* WHAT YOU ARE ASKED TO DO: Retype each entry below, keeping every character the same.
*** Block opens ***
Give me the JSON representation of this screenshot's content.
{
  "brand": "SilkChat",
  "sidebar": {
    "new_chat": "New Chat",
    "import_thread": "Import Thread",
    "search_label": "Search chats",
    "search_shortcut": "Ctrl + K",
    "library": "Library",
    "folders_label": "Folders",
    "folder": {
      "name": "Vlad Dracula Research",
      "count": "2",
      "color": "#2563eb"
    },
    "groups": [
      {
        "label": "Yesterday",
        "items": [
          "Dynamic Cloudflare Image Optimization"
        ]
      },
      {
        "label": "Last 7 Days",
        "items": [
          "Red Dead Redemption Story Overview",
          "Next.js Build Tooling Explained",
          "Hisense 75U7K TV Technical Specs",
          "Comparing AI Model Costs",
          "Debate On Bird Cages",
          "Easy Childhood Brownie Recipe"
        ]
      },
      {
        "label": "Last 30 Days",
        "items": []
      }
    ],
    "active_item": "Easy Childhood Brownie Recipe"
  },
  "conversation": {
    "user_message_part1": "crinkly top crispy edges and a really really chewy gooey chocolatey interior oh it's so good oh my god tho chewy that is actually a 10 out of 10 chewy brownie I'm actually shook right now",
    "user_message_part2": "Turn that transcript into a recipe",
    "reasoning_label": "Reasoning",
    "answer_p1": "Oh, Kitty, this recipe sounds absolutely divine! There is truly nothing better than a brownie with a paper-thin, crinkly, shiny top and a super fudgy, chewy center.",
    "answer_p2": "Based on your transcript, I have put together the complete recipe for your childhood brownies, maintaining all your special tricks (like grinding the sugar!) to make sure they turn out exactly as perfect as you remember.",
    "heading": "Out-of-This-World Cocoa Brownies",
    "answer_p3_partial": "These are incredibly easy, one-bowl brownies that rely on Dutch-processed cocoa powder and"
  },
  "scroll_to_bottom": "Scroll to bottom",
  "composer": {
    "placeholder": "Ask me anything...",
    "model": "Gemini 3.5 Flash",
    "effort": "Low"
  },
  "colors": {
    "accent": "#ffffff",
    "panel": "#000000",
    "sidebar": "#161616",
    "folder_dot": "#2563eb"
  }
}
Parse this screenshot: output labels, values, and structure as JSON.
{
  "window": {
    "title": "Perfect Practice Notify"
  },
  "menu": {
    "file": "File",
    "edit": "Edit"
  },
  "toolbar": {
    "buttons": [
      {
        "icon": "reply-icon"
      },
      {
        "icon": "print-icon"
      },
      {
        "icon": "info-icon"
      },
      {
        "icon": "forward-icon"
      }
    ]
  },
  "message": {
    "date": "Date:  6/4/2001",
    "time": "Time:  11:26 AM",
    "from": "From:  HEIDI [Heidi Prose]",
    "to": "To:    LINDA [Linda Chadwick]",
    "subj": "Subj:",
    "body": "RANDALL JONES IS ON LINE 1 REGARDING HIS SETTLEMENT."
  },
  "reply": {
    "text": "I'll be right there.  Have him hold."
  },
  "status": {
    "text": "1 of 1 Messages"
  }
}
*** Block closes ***
* ANSWER TO THE EXERCISE:
Give me the JSON representation of this screenshot's content.
{
  "brand": "SilkChat",
  "sidebar": {
    "new_chat": "New Chat",
    "import_thread": "Import Thread",
    "search_label": "Search chats",
    "search_shortcut": "Ctrl + K",
    "library": "Library",
    "folders_label": "Folders",
    "folder": {
      "name": "Vlad Dracula Research",
      "count": "2",
      "color": "#2563eb"
    },
    "groups": [
      {
        "label": "Yesterday",
        "items": [
          "Dynamic Cloudflare Image Optimization"
        ]
      },
      {
        "label": "Last 7 Days",
        "items": [
          "Red Dead Redemption Story Overview",
          "Next.js Build Tooling Explained",
          "Hisense 75U7K TV Technical Specs",
          "Comparing AI Model Costs",
          "Debate On Bird Cages",
          "Easy Childhood Brownie Recipe"
        ]
      },
      {
        "label": "Last 30 Days",
        "items": []
      }
    ],
    "active_item": "Easy Childhood Brownie Recipe"
  },
  "conversation": {
    "user_message_part1": "crinkly top crispy edges and a really really chewy gooey chocolatey interior oh it's so good oh my god tho chewy that is actually a 10 out of 10 chewy brownie I'm actually shook right now",
    "user_message_part2": "Turn that transcript into a recipe",
    "reasoning_label": "Reasoning",
    "answer_p1": "Oh, Kitty, this recipe sounds absolutely divine! There is truly nothing better than a brownie with a paper-thin, crinkly, shiny top and a super fudgy, chewy center.",
    "answer_p2": "Based on your transcript, I have put together the complete recipe for your childhood brownies, maintaining all your special tricks (like grinding the sugar!) to make sure they turn out exactly as perfect as you remember.",
    "heading": "Out-of-This-World Cocoa Brownies",
    "answer_p3_partial": "These are incredibly easy, one-bowl brownies that rely on Dutch-processed cocoa powder and"
  },
  "scroll_to_bottom": "Scroll to bottom",
  "composer": {
    "placeholder": "Ask me anything...",
    "model": "Gemini 3.5 Flash",
    "effort": "Low"
  },
  "colors": {
    "accent": "#ffffff",
    "panel": "#000000",
    "sidebar": "#161616",
    "folder_dot": "#2563eb"
  }
}
Parse this screenshot: output labels, values, and structure as JSON.
{
  "window": {
    "title": "Perfect Practice Notify"
  },
  "menu": {
    "file": "File",
    "edit": "Edit"
  },
  "toolbar": {
    "buttons": [
      {
        "icon": "reply-icon"
      },
      {
        "icon": "print-icon"
      },
      {
        "icon": "info-icon"
      },
      {
        "icon": "forward-icon"
      }
    ]
  },
  "message": {
    "date": "Date:  6/4/2001",
    "time": "Time:  11:26 AM",
    "from": "From:  HEIDI [Heidi Prose]",
    "to": "To:    LINDA [Linda Chadwick]",
    "subj": "Subj:",
    "body": "RANDALL JONES IS ON LINE 1 REGARDING HIS SETTLEMENT."
  },
  "reply": {
    "text": "I'll be right there.  Have him hold."
  },
  "status": {
    "text": "1 of 1 Messages"
  }
}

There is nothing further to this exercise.